Pyramid/Roman Wall at Emona
4. Ljubljana Is Home To Ancient Pyramids
Just outside the City Center, so close you can bike but just far enough you may not know it’s there, we cycle through Emona, with structures older than medieval buildings in Ljubljana’s Old Town around Mestni trg (City Square) and Gornji trg (Upper Square).
Explains Tevz, “At Mirje you can see the remains of the south wall of Emona, a settlement from Roman times, starting year 14 after Christ. A part of it is also a pyramid with a passage through it; however, it’s not an old Roman or Egyptian pyramid. It was added in a renovation and designed by Plečnik in the early 1900s.”

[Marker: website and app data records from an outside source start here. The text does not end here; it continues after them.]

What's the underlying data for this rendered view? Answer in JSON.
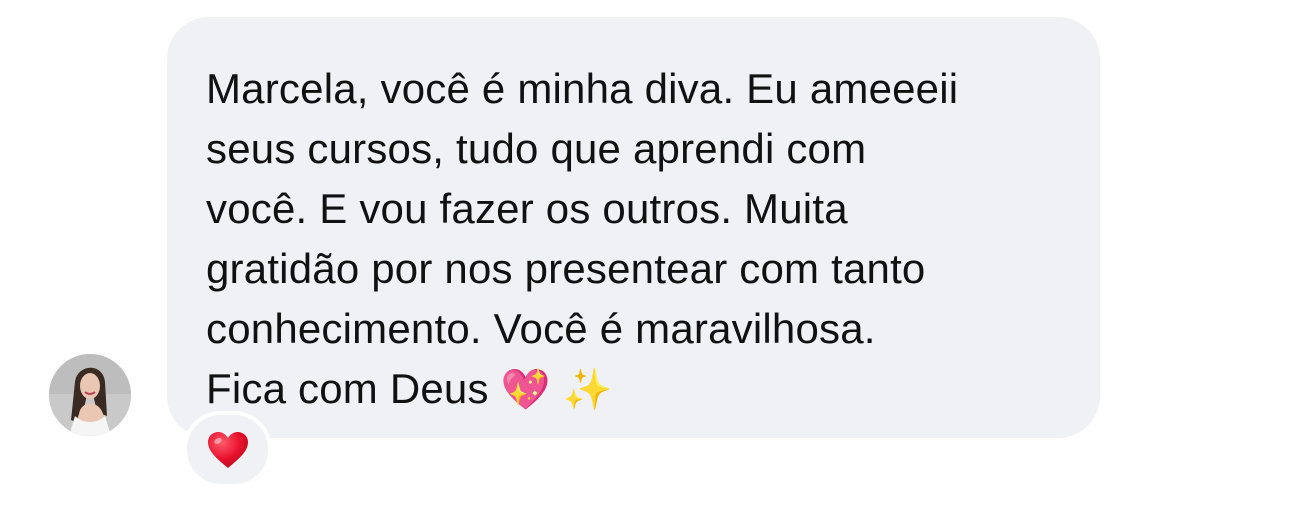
{
  "message": {
    "lines": [
      "Marcela, você é minha diva. Eu ameeeii",
      "seus cursos, tudo que aprendi com",
      "você. E vou fazer os outros. Muita",
      "gratidão por nos presentear com tanto",
      "conhecimento. Você é maravilhosa.",
      "Fica com Deus"
    ],
    "trailing_emojis": [
      "💖",
      "✨"
    ]
  },
  "reaction": {
    "emoji": "❤️"
  },
  "colors": {
    "bubble_background": "#f0f1f4",
    "text": "#111111",
    "reaction_heart": "#e8112d"
  },
  "icons": {
    "avatar": "sender-avatar-photo",
    "reaction": "red-heart-icon"
  }
}
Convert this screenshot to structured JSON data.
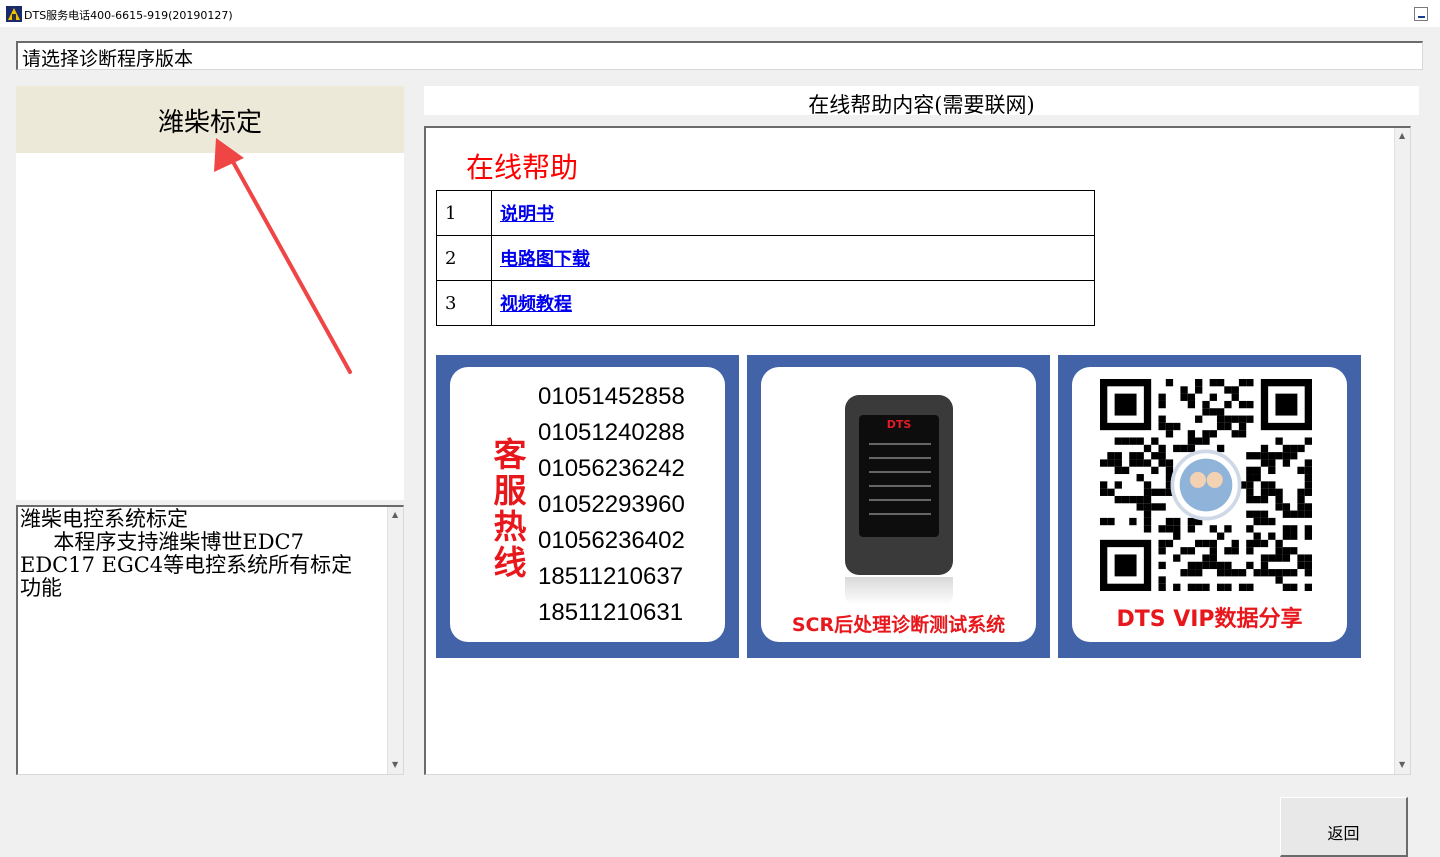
{
  "window": {
    "title": "DTS服务电话400-6615-919(20190127)"
  },
  "version_prompt": "请选择诊断程序版本",
  "program_list": {
    "items": [
      {
        "label": "潍柴标定",
        "selected": true
      }
    ]
  },
  "description": "潍柴电控系统标定\n     本程序支持潍柴博世EDC7\nEDC17 EGC4等电控系统所有标定\n功能",
  "help": {
    "header": "在线帮助内容(需要联网)",
    "title": "在线帮助",
    "rows": [
      {
        "num": "1",
        "link": "说明书"
      },
      {
        "num": "2",
        "link": "电路图下载"
      },
      {
        "num": "3",
        "link": "视频教程"
      }
    ],
    "banners": {
      "hotline": {
        "label": "客服热线",
        "phones": [
          "01051452858",
          "01051240288",
          "01056236242",
          "01052293960",
          "01056236402",
          "18511210637",
          "18511210631"
        ]
      },
      "device": {
        "brand": "DTS",
        "caption": "SCR后处理诊断测试系统"
      },
      "qr": {
        "caption": "DTS  VIP数据分享"
      }
    }
  },
  "buttons": {
    "return_label": "返回"
  },
  "colors": {
    "banner_blue": "#4263a8",
    "accent_red": "#e8171c",
    "link_blue": "#0000ee",
    "selected_item_bg": "#ece9d8"
  }
}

Okay, so maybe the pyramid itself wasn’t ancient, but the site was, thought to have had 5,000 colonists and have played an important role in the Roman Empire’s defense strategy. Interestingly, Tevz notes the pyramid steps are a popular place to have an al fresco lunch or beer.
Metelkova City in Ljubljana
5. You Don’t Need To Be Rich To Start Your Own City
Tevz and I cycle across Fabiani Bridge — named after architect Max Fabiani, who helped rebuild Ljubljana after the earthquake — before stopping in “Museum Square,” my personal nickname for it. Once military barracks, today the area featured an array of creative and interesting institutions: the Slovene Ethnographic Museum, the Museum of Contemporary Art, a section of the National Museum. While I loved the energy of the square, the ideas of rebirth and renewal clear, my favorite spot embodying these themes came next: Metelkova City. This, along with with the hilly hiking trails in Tivoli Park, quickly became my favorite city attractions
“Metelkova City, or Metelkova City Autonomous Cultural Center, was established on the site of former military barracks,” says Tevz. “When Slovenia gained independence in 1991, the Yugoslav Army moved out, and the facilities were meant to be demolished. In 1993 a group of people occupied the place, squatted to prevent the demolition and then it slowly started to evolve into what it is now.”
After explaining the premise of Metelkova, I run like a cheetah from building to building, wall to wall, window to window, trying to capture every detail of the place with my camera. If you’d left me there for a week I still don’t think this would have been possible.
6. The Ljubljanica Is More Than Just A Cafe-Lined River, It’s A Treasure Trove
While it’s easy to wander the Ljubljanica in the pedestrian-friendly City Center, or sip coffee and local wines at the outdoor venues that line it, the bike tour takes me to different parts of the river that go beyond relaxation.
Says Tevz, “The Ljubljanica river is a rich archaeological site, especially in the part crossing Barje — a flat plain that used to be marshy, swampy ground, where the first permanent settlers lived. Vast selection of finds like weapons, tools, cutlery and jewelry from the Copper Age to New Age have been found. In the central part, the local diving club does a yearly ‘research-cleaning’ of the riverbed, presenting all ‘finds’ on the square, like bicycles and road signs.”
For now, I’ll stick to cycling around its beauty and drinking it in with waterside wines.
Stay: I highly recommend Hostel Tresor as a homebase in Ljubljana. Ljubljana is a historical city, and this hostel is a historical accommodation, a former bank that still retains its money-centric theme through currency-related quotes scribed on the walls, rooms named after global currencies and original bank elements, although it still has a modern feel (especially with free Wi-Fi in all rooms!). Staff were great, and its central location attached to a grocery store, across from a budget-friendly coffee shop and within 1-minute walk of Prešeren Square, the Triple Bridge and the sites of the historic center make it a must.
Watermelon Ljubljana Bike Tours: +386 (0)40 552 572; email@example.com
Currency: Euro (As of March 2015, 1 Euro = $1.09 USD)
Bring: You won’t need much on the bike tour besides water and a camera. If it’s chilly out, I’d also recommend gloves, as riding with the wind blowing on your fingers can be uncomfortable.
Have you visited Ljubljana? What did you learn from your trip? Please share in the comments below.